WHAT YOU WILL DO
Copy out each line of the data holding "refactoring".
───── EXERCISE MATERIALS
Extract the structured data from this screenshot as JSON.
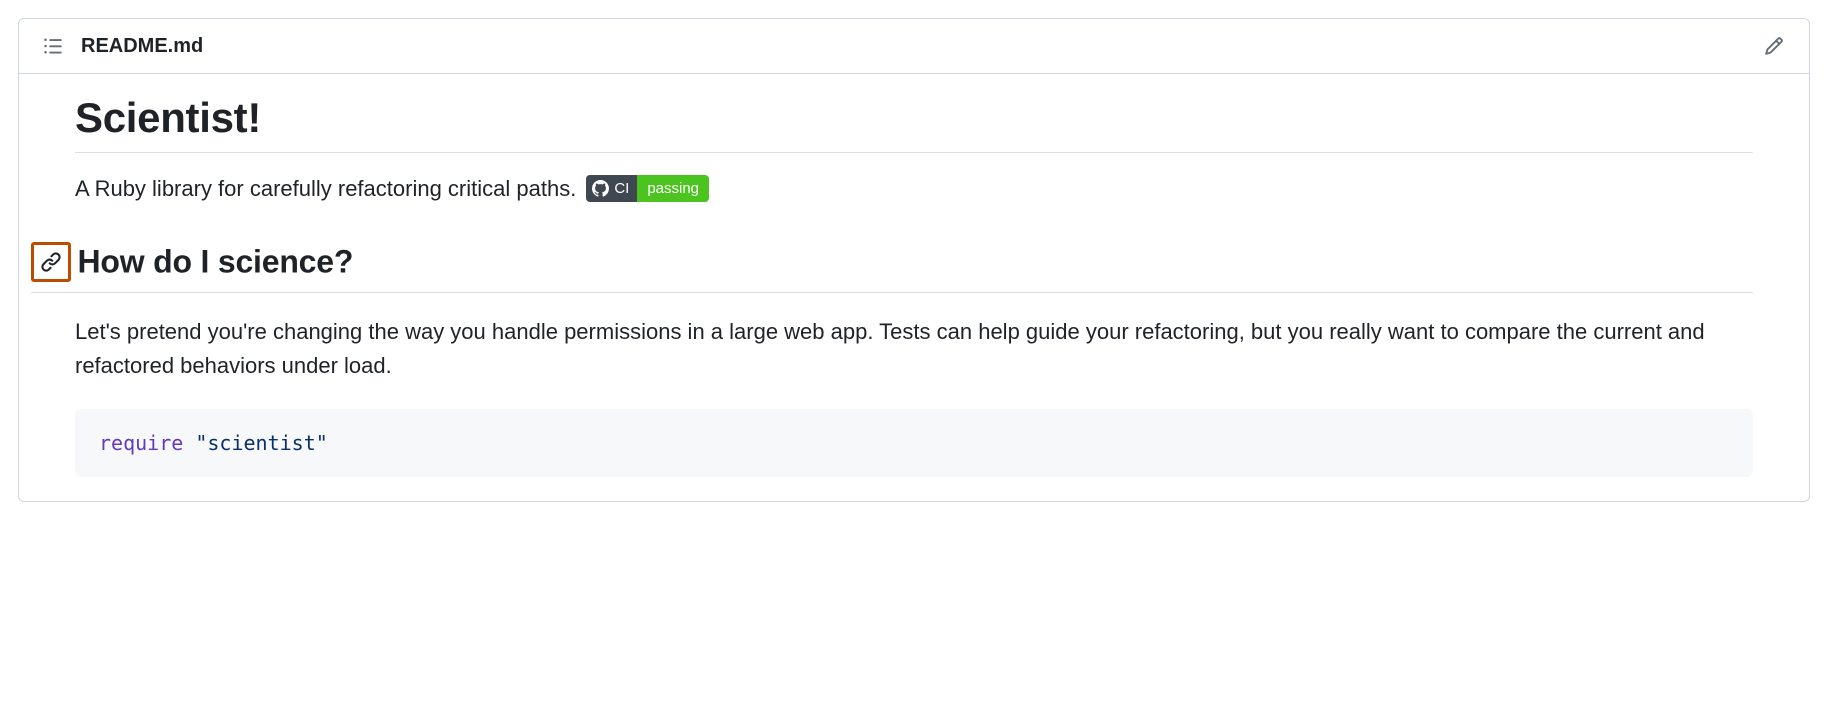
{
  "file": {
    "name": "README.md"
  },
  "content": {
    "title": "Scientist!",
    "description": "A Ruby library for carefully refactoring critical paths.",
    "badge": {
      "left_label": "CI",
      "right_label": "passing"
    },
    "section_heading": "How do I science?",
    "section_paragraph": "Let's pretend you're changing the way you handle permissions in a large web app. Tests can help guide your refactoring, but you really want to compare the current and refactored behaviors under load.",
    "code": {
      "keyword": "require",
      "string": "\"scientist\""
    }
  }
}
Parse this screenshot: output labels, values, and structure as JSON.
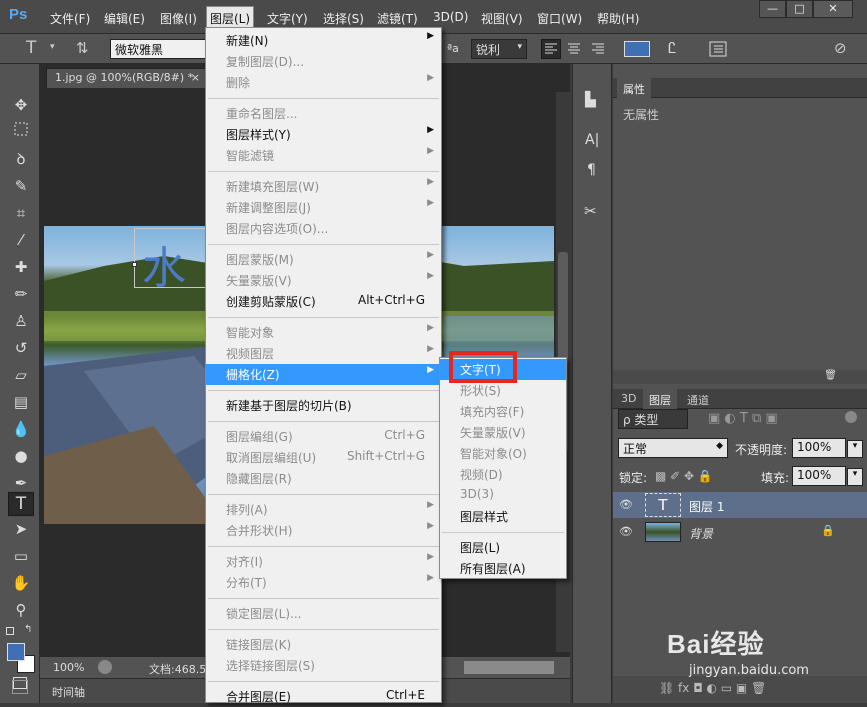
{
  "app": {
    "logo": "Ps",
    "menus": [
      "文件(F)",
      "编辑(E)",
      "图像(I)",
      "图层(L)",
      "文字(Y)",
      "选择(S)",
      "滤镜(T)",
      "3D(D)",
      "视图(V)",
      "窗口(W)",
      "帮助(H)"
    ],
    "window_buttons": [
      "—",
      "□",
      "✕"
    ]
  },
  "options": {
    "tool_glyph": "T",
    "font_family": "微软雅黑",
    "aa_label": "ªa",
    "aa_value": "锐利"
  },
  "document": {
    "tab_title": "1.jpg @ 100%(RGB/8#) *",
    "zoom": "100%",
    "doc_info": "文档:468.5",
    "timeline_label": "时间轴",
    "text_preview": "水"
  },
  "layer_menu": [
    {
      "label": "新建(N)",
      "arrow": true,
      "disabled": false
    },
    {
      "label": "复制图层(D)...",
      "disabled": true
    },
    {
      "label": "删除",
      "arrow": true,
      "disabled": true
    },
    {
      "sep": true
    },
    {
      "label": "重命名图层...",
      "disabled": true
    },
    {
      "label": "图层样式(Y)",
      "arrow": true,
      "disabled": false
    },
    {
      "label": "智能滤镜",
      "arrow": true,
      "disabled": true
    },
    {
      "sep": true
    },
    {
      "label": "新建填充图层(W)",
      "arrow": true,
      "disabled": true
    },
    {
      "label": "新建调整图层(J)",
      "arrow": true,
      "disabled": true
    },
    {
      "label": "图层内容选项(O)...",
      "disabled": true
    },
    {
      "sep": true
    },
    {
      "label": "图层蒙版(M)",
      "arrow": true,
      "disabled": true
    },
    {
      "label": "矢量蒙版(V)",
      "arrow": true,
      "disabled": true
    },
    {
      "label": "创建剪贴蒙版(C)",
      "shortcut": "Alt+Ctrl+G",
      "disabled": false
    },
    {
      "sep": true
    },
    {
      "label": "智能对象",
      "arrow": true,
      "disabled": true
    },
    {
      "label": "视频图层",
      "arrow": true,
      "disabled": true
    },
    {
      "label": "栅格化(Z)",
      "arrow": true,
      "disabled": false,
      "highlight": true
    },
    {
      "sep": true
    },
    {
      "label": "新建基于图层的切片(B)",
      "disabled": false
    },
    {
      "sep": true
    },
    {
      "label": "图层编组(G)",
      "shortcut": "Ctrl+G",
      "disabled": true
    },
    {
      "label": "取消图层编组(U)",
      "shortcut": "Shift+Ctrl+G",
      "disabled": true
    },
    {
      "label": "隐藏图层(R)",
      "disabled": true
    },
    {
      "sep": true
    },
    {
      "label": "排列(A)",
      "arrow": true,
      "disabled": true
    },
    {
      "label": "合并形状(H)",
      "arrow": true,
      "disabled": true
    },
    {
      "sep": true
    },
    {
      "label": "对齐(I)",
      "arrow": true,
      "disabled": true
    },
    {
      "label": "分布(T)",
      "arrow": true,
      "disabled": true
    },
    {
      "sep": true
    },
    {
      "label": "锁定图层(L)...",
      "disabled": true
    },
    {
      "sep": true
    },
    {
      "label": "链接图层(K)",
      "disabled": true
    },
    {
      "label": "选择链接图层(S)",
      "disabled": true
    },
    {
      "sep": true
    },
    {
      "label": "合并图层(E)",
      "shortcut": "Ctrl+E",
      "disabled": false
    }
  ],
  "rasterize_menu": [
    {
      "label": "文字(T)",
      "disabled": false,
      "highlight": true
    },
    {
      "label": "形状(S)",
      "disabled": true
    },
    {
      "label": "填充内容(F)",
      "disabled": true
    },
    {
      "label": "矢量蒙版(V)",
      "disabled": true
    },
    {
      "label": "智能对象(O)",
      "disabled": true
    },
    {
      "label": "视频(D)",
      "disabled": true
    },
    {
      "label": "3D(3)",
      "disabled": true
    },
    {
      "label": "图层样式",
      "disabled": false
    },
    {
      "sep": true
    },
    {
      "label": "图层(L)",
      "disabled": false
    },
    {
      "label": "所有图层(A)",
      "disabled": false
    }
  ],
  "properties_panel": {
    "tab": "属性",
    "empty_text": "无属性"
  },
  "layers_panel": {
    "tabs": [
      "3D",
      "图层",
      "通道"
    ],
    "filter_label": "ρ 类型",
    "blend_mode": "正常",
    "opacity_label": "不透明度:",
    "opacity_value": "100%",
    "lock_label": "锁定:",
    "fill_label": "填充:",
    "fill_value": "100%",
    "layers": [
      {
        "name": "图层 1",
        "thumb": "T",
        "selected": true
      },
      {
        "name": "背景",
        "locked": true
      }
    ]
  },
  "watermark": {
    "brand": "Bai经验",
    "url": "jingyan.baidu.com"
  },
  "colors": {
    "highlight": "#3399ff",
    "callout": "#e8261f",
    "foreground": "#3f6fb4"
  }
}
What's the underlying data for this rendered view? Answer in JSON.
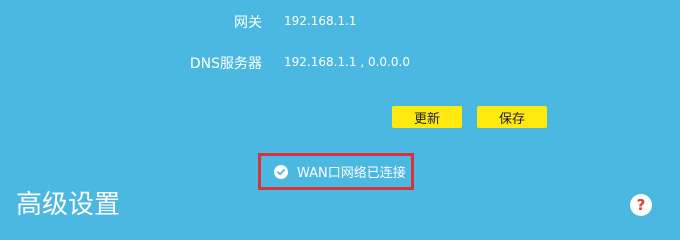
{
  "settings": {
    "gateway_label": "网关",
    "gateway_value": "192.168.1.1",
    "dns_label": "DNS服务器",
    "dns_value": "192.168.1.1 , 0.0.0.0"
  },
  "buttons": {
    "refresh_label": "更新",
    "save_label": "保存"
  },
  "status": {
    "text": "WAN口网络已连接",
    "icon": "check-circle-icon"
  },
  "section": {
    "title": "高级设置"
  },
  "help": {
    "glyph": "?",
    "icon": "help-icon"
  },
  "colors": {
    "background": "#4ab8e0",
    "button": "#ffe90f",
    "highlight_border": "#d6333b",
    "help_glyph": "#e03a2e"
  }
}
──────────
RESULT OF THE EXERCISE
    "description": "A Ruby library for carefully refactoring critical paths.",
    "section_paragraph": "Let's pretend you're changing the way you handle permissions in a large web app. Tests can help guide your refactoring, but you really want to compare the current and refactored behaviors under load.",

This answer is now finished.